    • Cluster analysis is a primary data analysis tasks .
  • 24.
    • Goal of enhancement : Improve the computational speed of the k -means algorithm.
    • Using simple data structure(e.g. Arrays) to keep some information in each iteration to be used in the next iteration.
  • 25.
    • K-Means : Computes the distances between data point and all centers(computationally very expensive ).
    • Why we do not benefit from previous iteration of k-means algorithm?
  • 26. Point_ID K_ID Distance
  • 27. For each data point, we can keep the distance to the nearest cluster. This saves the time required to compute distances to k −1 cluster centers . If (New distance <= Previous distance) { The point stays in its cluster. }else { Implement K-Means functionality }
  • 28.  
  • 29. FUNCTION “ DISTANCE” keep the number of the closest cluster and the distance to the closest cluster Function distance () //assign each point to its nearest cluster 1 For i =1 to n 2 For j =1 to k 3 Compute squared Euclidean distance d 2( xi , mj ); 4 endfor 5 Find the closest centroid mj to xi ; 6 mj = mj + xi ; nj=nj +1; 7 MSE=MSE + d 2( xi , mj ); 8 Clusterid [ i ] = number of the closest centroid; 9 Pointdis [ i ]=Euclidean distance to the closest centroid; 10 endfor 11 For j =1 to k 12 mj=mj / nj ; 13 endfor

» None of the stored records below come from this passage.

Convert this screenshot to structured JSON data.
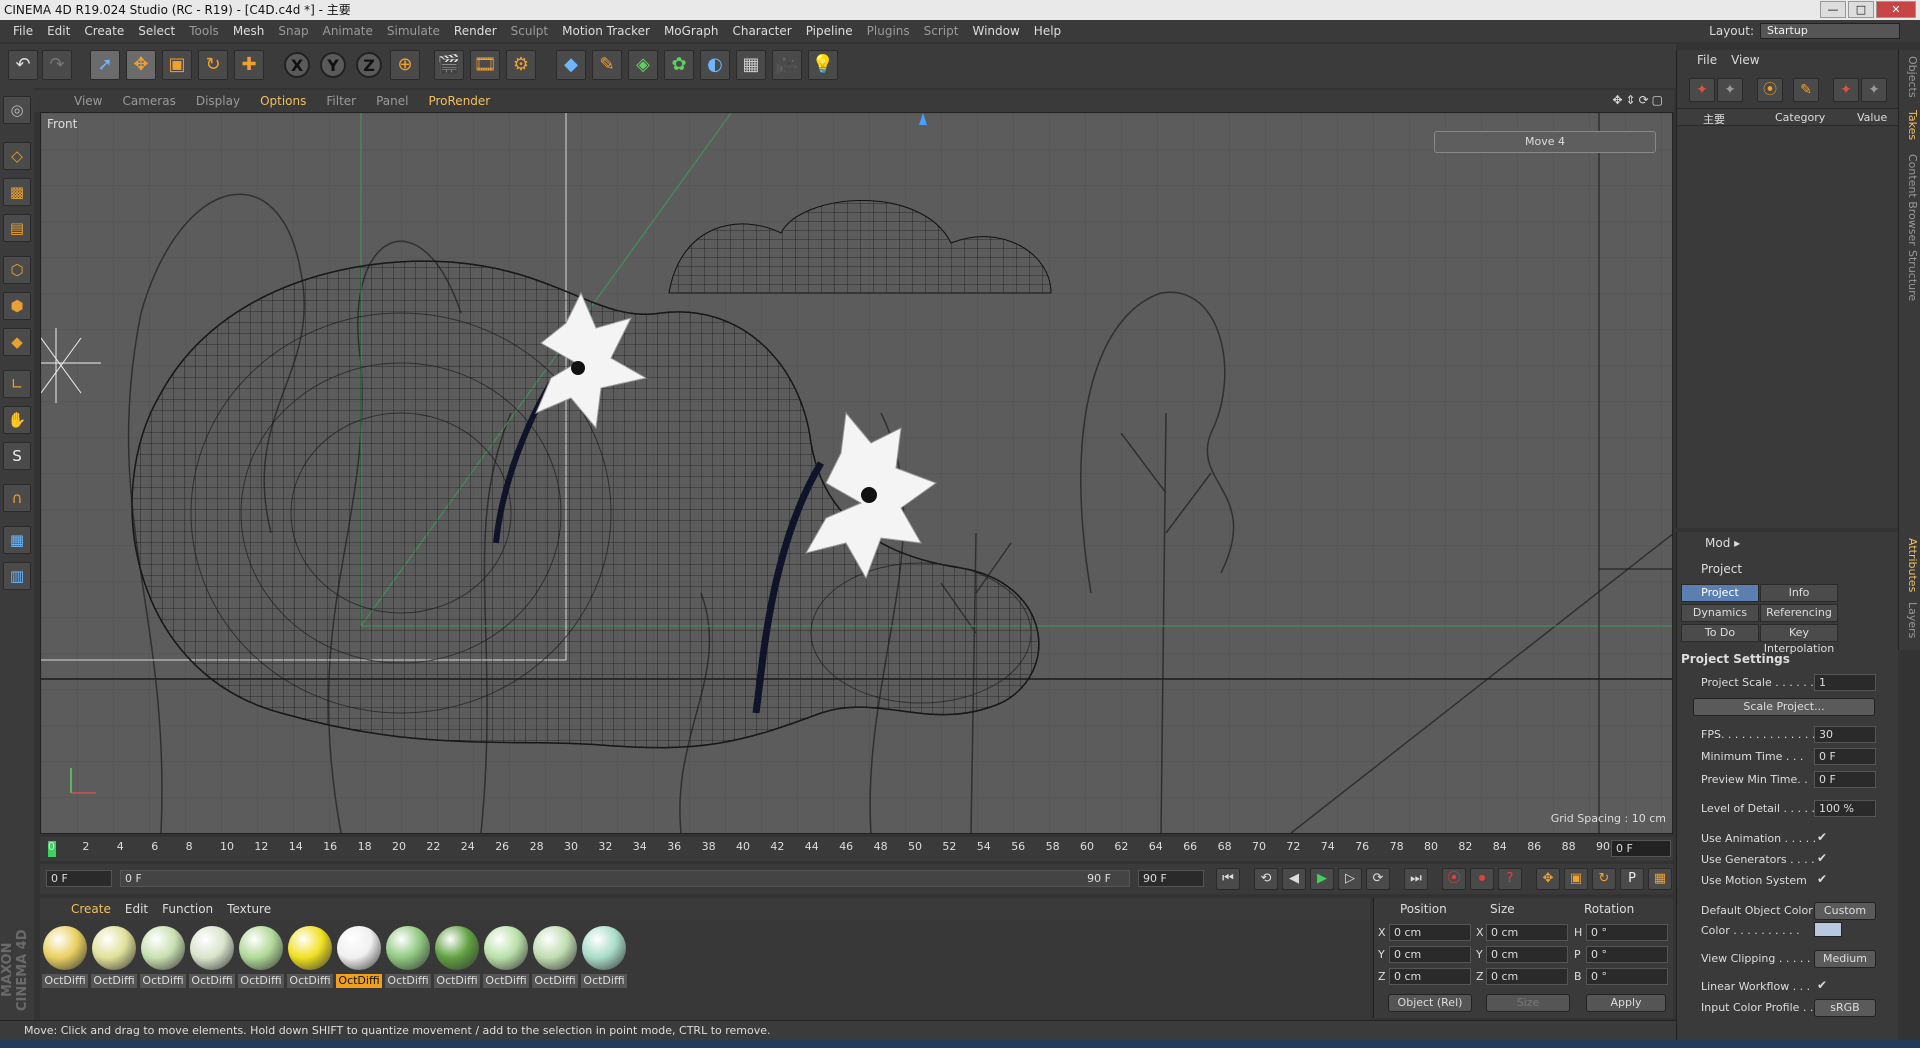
{
  "window": {
    "title": "CINEMA 4D R19.024 Studio (RC - R19) - [C4D.c4d *] - 主要",
    "buttons": [
      "—",
      "□",
      "✕"
    ]
  },
  "menu": [
    "File",
    "Edit",
    "Create",
    "Select",
    "Tools",
    "Mesh",
    "Snap",
    "Animate",
    "Simulate",
    "Render",
    "Sculpt",
    "Motion Tracker",
    "MoGraph",
    "Character",
    "Pipeline",
    "Plugins",
    "Script",
    "Window",
    "Help"
  ],
  "layout": {
    "label": "Layout:",
    "value": "Startup"
  },
  "toolbar_icons": [
    "undo-icon",
    "redo-icon",
    "select-live-icon",
    "move-icon",
    "scale-icon",
    "rotate-icon",
    "create-icon",
    "x-axis",
    "y-axis",
    "z-axis",
    "world-coords-icon",
    "render-view-icon",
    "render-picture-viewer-icon",
    "render-settings-icon",
    "cube-icon",
    "pen-icon",
    "subdivision-icon",
    "cloner-icon",
    "deformer-icon",
    "floor-icon",
    "camera-icon",
    "light-icon"
  ],
  "viewport": {
    "menu": [
      "View",
      "Cameras",
      "Display",
      "Options",
      "Filter",
      "Panel",
      "ProRender"
    ],
    "active_menu": "Options",
    "view_name": "Front",
    "hud_move": "Move 4",
    "grid_spacing": "Grid Spacing : 10 cm"
  },
  "timeline": {
    "ticks": [
      "0",
      "2",
      "4",
      "6",
      "8",
      "10",
      "12",
      "14",
      "16",
      "18",
      "20",
      "22",
      "24",
      "26",
      "28",
      "30",
      "32",
      "34",
      "36",
      "38",
      "40",
      "42",
      "44",
      "46",
      "48",
      "50",
      "52",
      "54",
      "56",
      "58",
      "60",
      "62",
      "64",
      "66",
      "68",
      "70",
      "72",
      "74",
      "76",
      "78",
      "80",
      "82",
      "84",
      "86",
      "88",
      "90"
    ],
    "current_frame": "0 F",
    "start": "0 F",
    "slider_start": "0 F",
    "slider_end": "90 F",
    "end": "90 F"
  },
  "materials": {
    "menu": [
      "Create",
      "Edit",
      "Function",
      "Texture"
    ],
    "active_menu": "Create",
    "items": [
      {
        "name": "OctDiffi",
        "color": "#e8d060"
      },
      {
        "name": "OctDiffi",
        "color": "#e0e098"
      },
      {
        "name": "OctDiffi",
        "color": "#c8e0b0"
      },
      {
        "name": "OctDiffi",
        "color": "#d8e4cc"
      },
      {
        "name": "OctDiffi",
        "color": "#b0d898"
      },
      {
        "name": "OctDiffi",
        "color": "#f0e020"
      },
      {
        "name": "OctDiffi",
        "color": "#f0f0f0",
        "selected": true
      },
      {
        "name": "OctDiffi",
        "color": "#90c880"
      },
      {
        "name": "OctDiffi",
        "color": "#60a040"
      },
      {
        "name": "OctDiffi",
        "color": "#b8e0a8"
      },
      {
        "name": "OctDiffi",
        "color": "#c0dcb0"
      },
      {
        "name": "OctDiffi",
        "color": "#a8dcc8"
      }
    ]
  },
  "coords": {
    "headers": [
      "Position",
      "Size",
      "Rotation"
    ],
    "rows": [
      {
        "axis": "X",
        "pos": "0 cm",
        "saxis": "X",
        "size": "0 cm",
        "raxis": "H",
        "rot": "0 °"
      },
      {
        "axis": "Y",
        "pos": "0 cm",
        "saxis": "Y",
        "size": "0 cm",
        "raxis": "P",
        "rot": "0 °"
      },
      {
        "axis": "Z",
        "pos": "0 cm",
        "saxis": "Z",
        "size": "0 cm",
        "raxis": "B",
        "rot": "0 °"
      }
    ],
    "mode": "Object (Rel)",
    "size_mode": "Size",
    "apply": "Apply"
  },
  "status": "Move: Click and drag to move elements. Hold down SHIFT to quantize movement / add to the selection in point mode, CTRL to remove.",
  "maxon": "MAXON CINEMA 4D",
  "object_manager": {
    "menu": [
      "File",
      "View"
    ],
    "columns": [
      "主要",
      "Category",
      "Value"
    ]
  },
  "side_tabs": [
    "Objects",
    "Takes",
    "Content Browser",
    "Structure"
  ],
  "side_tabs2": [
    "Attributes",
    "Layers"
  ],
  "attributes": {
    "mode": "Mod",
    "object": "Project",
    "tabs": [
      "Project Settings",
      "Info",
      "Dynamics",
      "Referencing",
      "To Do",
      "Key Interpolation"
    ],
    "section": "Project Settings",
    "scale_label": "Project Scale . . . . . .",
    "scale_value": "1",
    "scale_button": "Scale Project...",
    "fps_label": "FPS. . . . . . . . . . . . . .",
    "fps_value": "30",
    "min_time_label": "Minimum Time . . .",
    "min_time_value": "0 F",
    "preview_min_label": "Preview Min Time. .",
    "preview_min_value": "0 F",
    "lod_label": "Level of Detail . . . . .",
    "lod_value": "100 %",
    "use_animation": "Use Animation . . . . .",
    "use_generators": "Use Generators . . . .",
    "use_motion": "Use Motion System",
    "check": "✔",
    "default_color_label": "Default Object Color",
    "default_color_value": "Custom",
    "color_label": "Color . . . . . . . . . .",
    "color_swatch": "#b8c8e0",
    "view_clipping_label": "View Clipping . . . . .",
    "view_clipping_value": "Medium",
    "linear_workflow": "Linear Workflow . . .",
    "input_profile_label": "Input Color Profile . .",
    "input_profile_value": "sRGB"
  }
}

  • 30. FUNCTION “DISTANCE _ NEW” No need to compute the distances to the other k −1 centers Function distance _ new () //assign each point to its nearest cluster 1 For i =1 to n Compute squared Euclidean distance d 2( xi , Clusterid [ i ]); If ( d 2( xi , Clusterid [ i ])<= Pointdis [ i ]) Point stay in its cluster; 2 Else 3 For j =1 to k 4 Compute squared Euclidean distance d 2( xi , mj ); 5 endfor 6 Find the closest centroid mj to xi ; 7 mj = mj + xi ; nj = nj +1; 8 MSE = MSE + d 2( xi , mj ); 9 Clustered [ i ]=number of the closest centroid; 10 Pointdis [ i ]=Euclidean distance to the closest centroid; 11 endfor 12 For j =1 to k 13 mj=mj / nj ; 14 endfor
  • 31. COMPLEXITY
    • K-Means Complexity : O ( nkl ) .
    • where n is the number of points , k is the number of clusters and l is the number of iterations .
  • 32.
    • If the point stays in its cluster this require O (1), otherwise require O ( k ).
    • If we suppose that half points move from their clusters, this
    • requires O ( nk /2) ,
    • since the algorithm converges to local minimum, the number of points moved from their clusters decreases in each iteration.
  • 33.
    • So we expect the total cost is nk Σi=1toL 1/ i . Even for large number of
    • iterations, nk Σi=1toL 1/ i is much less than nkl.
    • Enhanced k -means algorithm Complexity : O ( nk ) .